Choice of monitor is tougher â€“ and weâ€™ve covered it separately in our LCD monitors buying guide. Suffice to say, flat-panel LCDs are the way to go these days as theyâ€™ve come down to very affordable prices, and donâ€™t take up as much space or consume as much power as the older style CRT monitors.
When choosing your keyboard and mouse, itâ€™s really worth not skimping on them. Many computer shops can supply a cheap mouse and keyboard, but while a cheap keyboard can be OK, do spend a little bit to get a good mouse. Youâ€™ll want to budget $50 – $100 for a Logitech or Microsoft mouse. Itâ€™s better to go for corded rather than wireless keyboards or mice, as you can run out of batteries quite quickly, and thereâ€™s nothing worse than having to go foraging for batteries right at that crucial moment when you just want your keyboard or mouse to work.
Planning to use an old printer / scanner / monitor / whatsamadoodad?

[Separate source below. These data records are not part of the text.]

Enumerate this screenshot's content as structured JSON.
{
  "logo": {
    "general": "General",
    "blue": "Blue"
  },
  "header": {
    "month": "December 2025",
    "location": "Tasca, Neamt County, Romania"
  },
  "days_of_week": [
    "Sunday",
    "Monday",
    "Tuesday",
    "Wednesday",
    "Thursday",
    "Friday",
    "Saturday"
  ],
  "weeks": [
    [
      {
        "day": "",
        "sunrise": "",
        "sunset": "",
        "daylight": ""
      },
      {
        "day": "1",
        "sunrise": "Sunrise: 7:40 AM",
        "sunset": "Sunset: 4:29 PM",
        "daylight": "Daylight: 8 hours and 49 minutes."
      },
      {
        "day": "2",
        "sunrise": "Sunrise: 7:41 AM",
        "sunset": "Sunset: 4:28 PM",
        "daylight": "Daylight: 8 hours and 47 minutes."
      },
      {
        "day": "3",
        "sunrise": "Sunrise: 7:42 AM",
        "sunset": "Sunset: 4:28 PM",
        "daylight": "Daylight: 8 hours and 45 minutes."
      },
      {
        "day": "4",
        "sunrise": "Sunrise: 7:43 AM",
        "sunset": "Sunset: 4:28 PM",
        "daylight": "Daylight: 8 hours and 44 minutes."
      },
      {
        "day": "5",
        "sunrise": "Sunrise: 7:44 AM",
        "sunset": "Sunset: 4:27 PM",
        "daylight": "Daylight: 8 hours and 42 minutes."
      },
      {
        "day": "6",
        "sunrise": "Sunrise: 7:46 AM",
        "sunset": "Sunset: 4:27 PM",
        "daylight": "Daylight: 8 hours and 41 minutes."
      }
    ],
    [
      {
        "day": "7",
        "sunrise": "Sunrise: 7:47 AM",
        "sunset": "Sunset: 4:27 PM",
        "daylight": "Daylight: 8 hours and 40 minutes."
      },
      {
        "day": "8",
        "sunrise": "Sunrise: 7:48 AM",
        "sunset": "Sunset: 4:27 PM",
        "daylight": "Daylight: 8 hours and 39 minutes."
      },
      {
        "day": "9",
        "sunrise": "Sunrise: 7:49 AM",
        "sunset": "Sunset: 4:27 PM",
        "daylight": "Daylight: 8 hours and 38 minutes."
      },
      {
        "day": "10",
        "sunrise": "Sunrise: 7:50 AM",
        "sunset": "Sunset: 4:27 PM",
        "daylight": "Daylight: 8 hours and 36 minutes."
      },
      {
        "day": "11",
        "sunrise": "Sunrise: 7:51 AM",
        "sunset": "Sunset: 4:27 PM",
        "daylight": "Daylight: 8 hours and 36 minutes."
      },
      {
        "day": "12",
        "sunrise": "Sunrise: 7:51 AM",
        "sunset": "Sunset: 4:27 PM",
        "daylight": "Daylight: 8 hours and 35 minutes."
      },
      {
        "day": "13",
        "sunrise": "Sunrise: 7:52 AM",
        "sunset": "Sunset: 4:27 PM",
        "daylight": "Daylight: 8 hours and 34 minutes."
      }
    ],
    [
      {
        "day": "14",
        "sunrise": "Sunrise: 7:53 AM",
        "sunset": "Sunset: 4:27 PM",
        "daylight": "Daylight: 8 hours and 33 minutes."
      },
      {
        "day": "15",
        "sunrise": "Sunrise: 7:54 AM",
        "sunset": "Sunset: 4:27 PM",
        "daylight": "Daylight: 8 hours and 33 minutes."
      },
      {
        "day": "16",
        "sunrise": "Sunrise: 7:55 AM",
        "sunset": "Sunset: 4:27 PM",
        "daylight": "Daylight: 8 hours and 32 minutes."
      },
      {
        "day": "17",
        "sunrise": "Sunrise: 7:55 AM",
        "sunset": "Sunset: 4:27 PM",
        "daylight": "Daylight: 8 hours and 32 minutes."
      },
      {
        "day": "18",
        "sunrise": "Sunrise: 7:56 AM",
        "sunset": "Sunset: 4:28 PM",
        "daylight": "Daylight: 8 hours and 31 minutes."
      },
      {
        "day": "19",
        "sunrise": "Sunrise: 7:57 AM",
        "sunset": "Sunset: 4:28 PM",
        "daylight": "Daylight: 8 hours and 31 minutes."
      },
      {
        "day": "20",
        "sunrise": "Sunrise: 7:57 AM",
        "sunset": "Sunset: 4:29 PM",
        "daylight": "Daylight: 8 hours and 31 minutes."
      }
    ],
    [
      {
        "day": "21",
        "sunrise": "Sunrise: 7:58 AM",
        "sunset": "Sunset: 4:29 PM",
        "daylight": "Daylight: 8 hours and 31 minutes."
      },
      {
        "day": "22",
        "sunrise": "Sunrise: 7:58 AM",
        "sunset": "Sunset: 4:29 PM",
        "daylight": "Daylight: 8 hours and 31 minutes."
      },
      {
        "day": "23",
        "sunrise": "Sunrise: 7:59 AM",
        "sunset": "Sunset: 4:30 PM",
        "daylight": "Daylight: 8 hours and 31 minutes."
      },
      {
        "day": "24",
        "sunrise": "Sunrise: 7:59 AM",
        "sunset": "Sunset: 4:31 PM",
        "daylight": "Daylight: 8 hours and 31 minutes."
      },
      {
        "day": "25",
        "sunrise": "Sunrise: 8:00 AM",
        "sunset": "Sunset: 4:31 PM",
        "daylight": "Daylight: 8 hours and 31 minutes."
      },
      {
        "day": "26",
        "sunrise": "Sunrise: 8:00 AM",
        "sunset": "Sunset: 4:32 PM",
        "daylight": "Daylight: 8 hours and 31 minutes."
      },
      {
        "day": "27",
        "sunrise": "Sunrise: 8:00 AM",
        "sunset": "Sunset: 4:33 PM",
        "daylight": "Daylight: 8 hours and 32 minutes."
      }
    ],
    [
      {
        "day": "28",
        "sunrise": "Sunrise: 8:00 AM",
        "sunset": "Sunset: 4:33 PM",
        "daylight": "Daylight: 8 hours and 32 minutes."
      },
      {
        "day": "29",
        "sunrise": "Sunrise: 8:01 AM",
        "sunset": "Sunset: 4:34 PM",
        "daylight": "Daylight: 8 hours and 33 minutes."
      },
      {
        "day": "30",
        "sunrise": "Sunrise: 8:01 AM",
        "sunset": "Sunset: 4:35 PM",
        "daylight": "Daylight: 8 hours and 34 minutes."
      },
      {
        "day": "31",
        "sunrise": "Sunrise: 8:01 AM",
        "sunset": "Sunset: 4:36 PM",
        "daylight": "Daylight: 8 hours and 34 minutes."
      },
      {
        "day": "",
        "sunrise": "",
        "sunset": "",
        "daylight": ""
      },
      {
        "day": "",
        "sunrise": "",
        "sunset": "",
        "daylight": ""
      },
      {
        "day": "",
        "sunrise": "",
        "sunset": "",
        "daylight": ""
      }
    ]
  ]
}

The latest PCs generally only have newer types of connectors for external devices, such as USB for peripherals, DVI for monitors and Ethernet for modems. If you have an old device like a printer that only has a large 25-pin Parallel port on it, or keyboard/mouse with the old circular PS/2 connectors, or a monitor with a VGA plug, be sure to tell the PC retailer so they can recommend a PC to you that has the appropriate connectors.
Also, be aware that if youâ€™re buying a PC with Windows Vista on it, you may not be able to get compatible driver software for your older devices. Windows XP will be available until June 2008, so if you are planning on using older devices, thatâ€™s a much better choice of operating system.
If you have a video camera, youâ€™ll probably need to get a Firewire port in your new PC. Most video cameras use this port, though some now come with USB ports or even memory cards that can be removed and plugged directly into a card reader on your PC.
Warranty and support
If you have a friend or family member who knows how to install components in PCs, itâ€™s probably not that important to get an extended warranty with your PC. Itâ€™s unusual for one of the expensive components of your PC such as a video card or motherboard to fail â€“ itâ€™s usually things like optical drives and hard drives, which have moving parts, that fail, and theyâ€™re not that expensive to replace if they do.
However, if you are going it alone and donâ€™t know a lot about computers, itâ€™s a good idea to buy an extended warranty that includes on-site service if you need it. As mentioned earlier in the article, itâ€™s easier to get this from brand-name PC manufacturers.
A word of warning: long extended warranties are sometimes used by PC shops to win a sale over a competitor. But the reality is that most PC shops donâ€™t stay in business for many years â€“ theyâ€™re low margin businesses and they frequently go out of business. As a result, extended warranties from local PC suppliers are of questionable value, simply because they may not be there to honour the warranty a few years down the track.